■ PROBLEM ■
Nothing in the records below should be altered in the copy, although the pictures must be left out.

Excerpts from an interface dataset
--
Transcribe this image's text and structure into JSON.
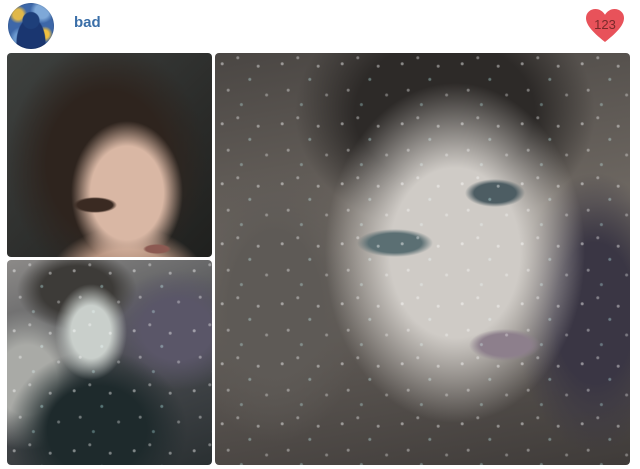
{
  "post": {
    "username": "bad",
    "like_count": "123",
    "colors": {
      "username": "#3b6fa8",
      "like_heart": "#e8525a"
    },
    "icons": {
      "avatar": "user-avatar",
      "like": "heart-icon"
    }
  }
}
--
■ ANSWER BELOW ■
Transcribe this image's text and structure into JSON.
{
  "post": {
    "username": "bad",
    "like_count": "123",
    "colors": {
      "username": "#3b6fa8",
      "like_heart": "#e8525a"
    },
    "icons": {
      "avatar": "user-avatar",
      "like": "heart-icon"
    }
  }
}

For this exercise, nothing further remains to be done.